Interface dataset entries:
"""
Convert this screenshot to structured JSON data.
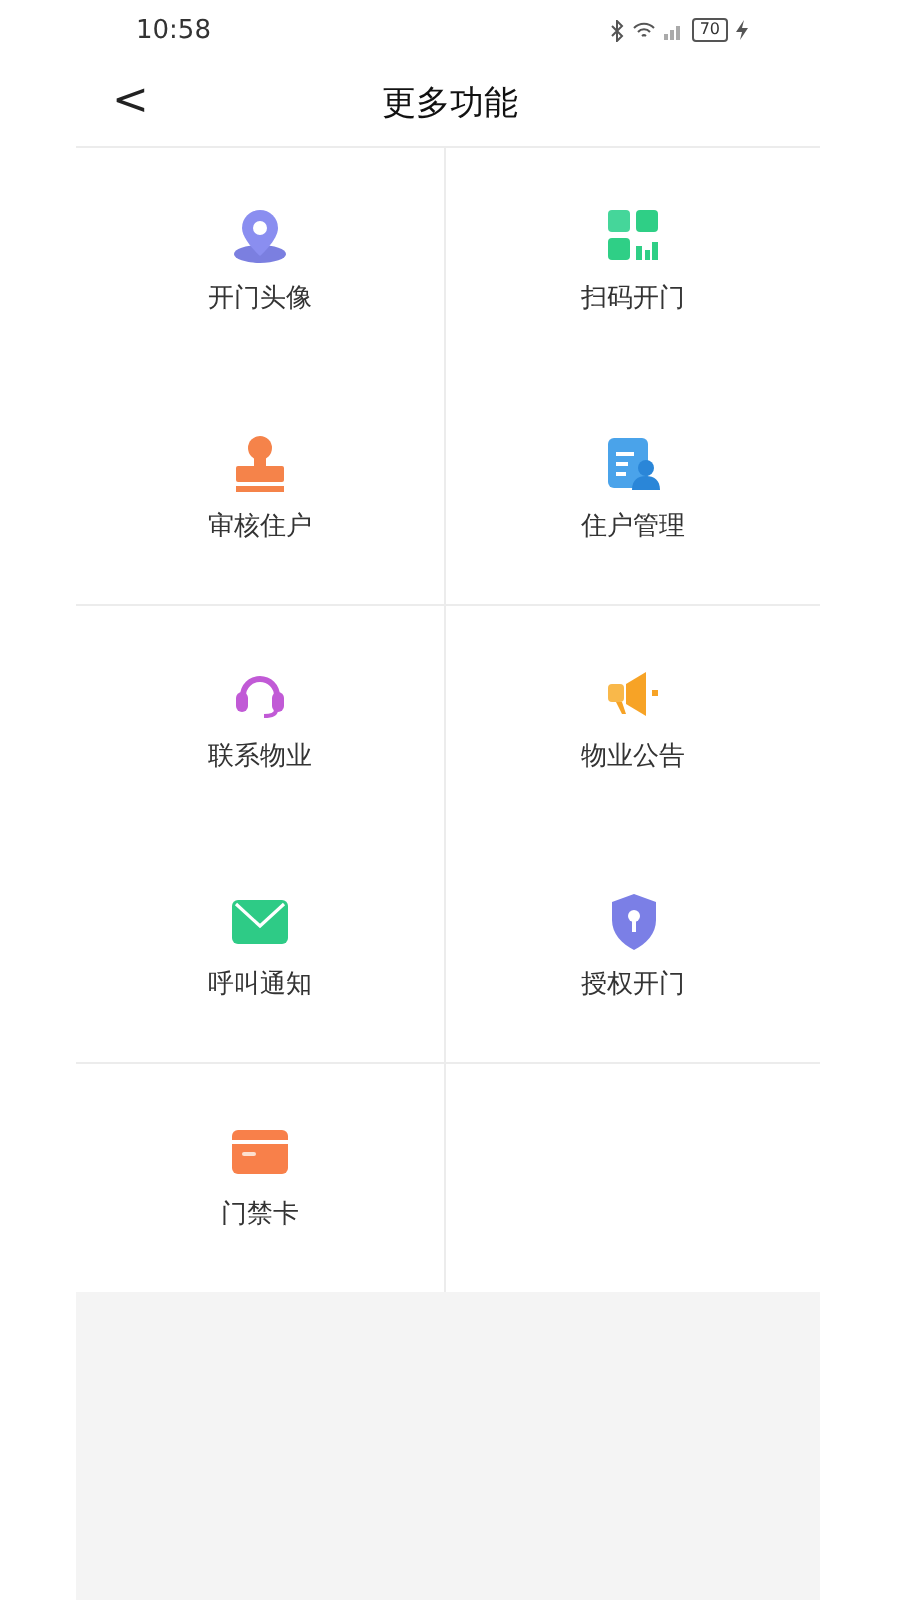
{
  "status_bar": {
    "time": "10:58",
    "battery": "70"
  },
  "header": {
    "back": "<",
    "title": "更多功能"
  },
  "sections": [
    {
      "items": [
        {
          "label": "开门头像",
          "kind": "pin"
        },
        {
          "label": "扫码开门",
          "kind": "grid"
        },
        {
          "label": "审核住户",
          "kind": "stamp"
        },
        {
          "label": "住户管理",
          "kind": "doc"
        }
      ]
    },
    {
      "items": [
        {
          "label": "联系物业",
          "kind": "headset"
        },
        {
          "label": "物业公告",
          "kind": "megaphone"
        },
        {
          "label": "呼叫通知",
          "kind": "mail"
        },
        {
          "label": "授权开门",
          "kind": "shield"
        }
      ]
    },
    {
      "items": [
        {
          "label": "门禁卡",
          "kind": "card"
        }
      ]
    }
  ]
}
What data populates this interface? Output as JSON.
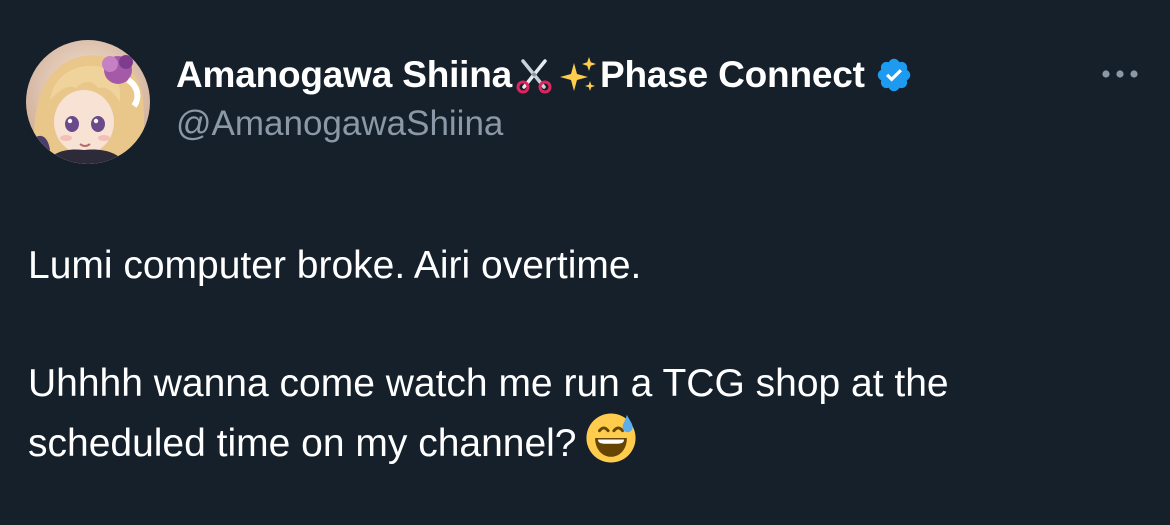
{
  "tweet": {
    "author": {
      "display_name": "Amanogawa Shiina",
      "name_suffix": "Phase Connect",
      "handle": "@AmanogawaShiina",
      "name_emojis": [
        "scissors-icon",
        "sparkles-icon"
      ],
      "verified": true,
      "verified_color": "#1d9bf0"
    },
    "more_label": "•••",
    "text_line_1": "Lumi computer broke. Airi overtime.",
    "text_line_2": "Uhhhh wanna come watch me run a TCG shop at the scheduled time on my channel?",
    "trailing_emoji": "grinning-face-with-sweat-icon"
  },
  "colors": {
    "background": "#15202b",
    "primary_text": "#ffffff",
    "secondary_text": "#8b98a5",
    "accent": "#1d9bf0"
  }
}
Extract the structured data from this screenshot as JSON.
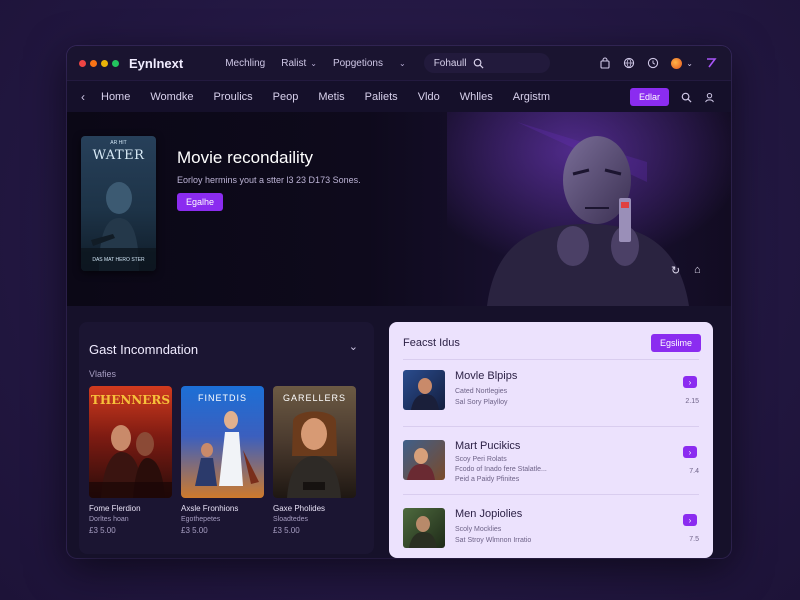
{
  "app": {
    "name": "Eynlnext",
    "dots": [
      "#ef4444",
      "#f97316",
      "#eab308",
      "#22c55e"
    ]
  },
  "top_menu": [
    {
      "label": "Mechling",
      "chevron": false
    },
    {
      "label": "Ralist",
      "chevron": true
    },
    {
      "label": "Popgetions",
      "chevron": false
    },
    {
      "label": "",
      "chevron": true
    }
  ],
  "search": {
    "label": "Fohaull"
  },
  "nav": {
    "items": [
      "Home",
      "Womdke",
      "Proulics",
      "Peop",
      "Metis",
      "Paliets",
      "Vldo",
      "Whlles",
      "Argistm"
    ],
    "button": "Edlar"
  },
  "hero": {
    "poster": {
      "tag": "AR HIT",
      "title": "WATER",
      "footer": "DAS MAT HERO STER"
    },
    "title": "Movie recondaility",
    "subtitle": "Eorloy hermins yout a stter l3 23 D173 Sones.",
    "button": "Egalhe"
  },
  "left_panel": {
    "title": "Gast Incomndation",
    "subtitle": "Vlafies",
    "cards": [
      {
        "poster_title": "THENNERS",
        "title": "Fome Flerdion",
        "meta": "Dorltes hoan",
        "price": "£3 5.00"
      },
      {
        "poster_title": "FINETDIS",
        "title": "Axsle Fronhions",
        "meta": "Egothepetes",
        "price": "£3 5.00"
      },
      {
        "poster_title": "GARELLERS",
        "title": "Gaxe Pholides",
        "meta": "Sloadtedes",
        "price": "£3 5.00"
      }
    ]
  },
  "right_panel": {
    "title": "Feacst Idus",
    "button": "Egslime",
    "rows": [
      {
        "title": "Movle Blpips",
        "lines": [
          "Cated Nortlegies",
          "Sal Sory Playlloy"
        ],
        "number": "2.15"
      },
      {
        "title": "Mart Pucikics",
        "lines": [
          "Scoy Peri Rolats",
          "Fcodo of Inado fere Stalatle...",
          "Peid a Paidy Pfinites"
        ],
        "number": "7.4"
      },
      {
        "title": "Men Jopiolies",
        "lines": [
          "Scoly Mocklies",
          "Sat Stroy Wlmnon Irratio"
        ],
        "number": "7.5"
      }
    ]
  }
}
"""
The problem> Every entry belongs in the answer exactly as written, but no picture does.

Expected answer>
Convert this screenshot to structured JSON data.
{
  "status_bar": {
    "time": "10:58",
    "battery": "70"
  },
  "header": {
    "back": "<",
    "title": "更多功能"
  },
  "sections": [
    {
      "items": [
        {
          "label": "开门头像",
          "kind": "pin"
        },
        {
          "label": "扫码开门",
          "kind": "grid"
        },
        {
          "label": "审核住户",
          "kind": "stamp"
        },
        {
          "label": "住户管理",
          "kind": "doc"
        }
      ]
    },
    {
      "items": [
        {
          "label": "联系物业",
          "kind": "headset"
        },
        {
          "label": "物业公告",
          "kind": "megaphone"
        },
        {
          "label": "呼叫通知",
          "kind": "mail"
        },
        {
          "label": "授权开门",
          "kind": "shield"
        }
      ]
    },
    {
      "items": [
        {
          "label": "门禁卡",
          "kind": "card"
        }
      ]
    }
  ]
}
What data populates this interface? Output as JSON.
{
  "tweet": {
    "author": {
      "display_name": "Amanogawa Shiina",
      "name_suffix": "Phase Connect",
      "handle": "@AmanogawaShiina",
      "name_emojis": [
        "scissors-icon",
        "sparkles-icon"
      ],
      "verified": true,
      "verified_color": "#1d9bf0"
    },
    "more_label": "•••",
    "text_line_1": "Lumi computer broke. Airi overtime.",
    "text_line_2": "Uhhhh wanna come watch me run a TCG shop at the scheduled time on my channel?",
    "trailing_emoji": "grinning-face-with-sweat-icon"
  },
  "colors": {
    "background": "#15202b",
    "primary_text": "#ffffff",
    "secondary_text": "#8b98a5",
    "accent": "#1d9bf0"
  }
}
Extract the structured data from this screenshot as JSON.
{
  "app": {
    "name": "Eynlnext",
    "dots": [
      "#ef4444",
      "#f97316",
      "#eab308",
      "#22c55e"
    ]
  },
  "top_menu": [
    {
      "label": "Mechling",
      "chevron": false
    },
    {
      "label": "Ralist",
      "chevron": true
    },
    {
      "label": "Popgetions",
      "chevron": false
    },
    {
      "label": "",
      "chevron": true
    }
  ],
  "search": {
    "label": "Fohaull"
  },
  "nav": {
    "items": [
      "Home",
      "Womdke",
      "Proulics",
      "Peop",
      "Metis",
      "Paliets",
      "Vldo",
      "Whlles",
      "Argistm"
    ],
    "button": "Edlar"
  },
  "hero": {
    "poster": {
      "tag": "AR HIT",
      "title": "WATER",
      "footer": "DAS MAT HERO STER"
    },
    "title": "Movie recondaility",
    "subtitle": "Eorloy hermins yout a stter l3 23 D173 Sones.",
    "button": "Egalhe"
  },
  "left_panel": {
    "title": "Gast Incomndation",
    "subtitle": "Vlafies",
    "cards": [
      {
        "poster_title": "THENNERS",
        "title": "Fome Flerdion",
        "meta": "Dorltes hoan",
        "price": "£3 5.00"
      },
      {
        "poster_title": "FINETDIS",
        "title": "Axsle Fronhions",
        "meta": "Egothepetes",
        "price": "£3 5.00"
      },
      {
        "poster_title": "GARELLERS",
        "title": "Gaxe Pholides",
        "meta": "Sloadtedes",
        "price": "£3 5.00"
      }
    ]
  },
  "right_panel": {
    "title": "Feacst Idus",
    "button": "Egslime",
    "rows": [
      {
        "title": "Movle Blpips",
        "lines": [
          "Cated Nortlegies",
          "Sal Sory Playlloy"
        ],
        "number": "2.15"
      },
      {
        "title": "Mart Pucikics",
        "lines": [
          "Scoy Peri Rolats",
          "Fcodo of Inado fere Stalatle...",
          "Peid a Paidy Pfinites"
        ],
        "number": "7.4"
      },
      {
        "title": "Men Jopiolies",
        "lines": [
          "Scoly Mocklies",
          "Sat Stroy Wlmnon Irratio"
        ],
        "number": "7.5"
      }
    ]
  }
}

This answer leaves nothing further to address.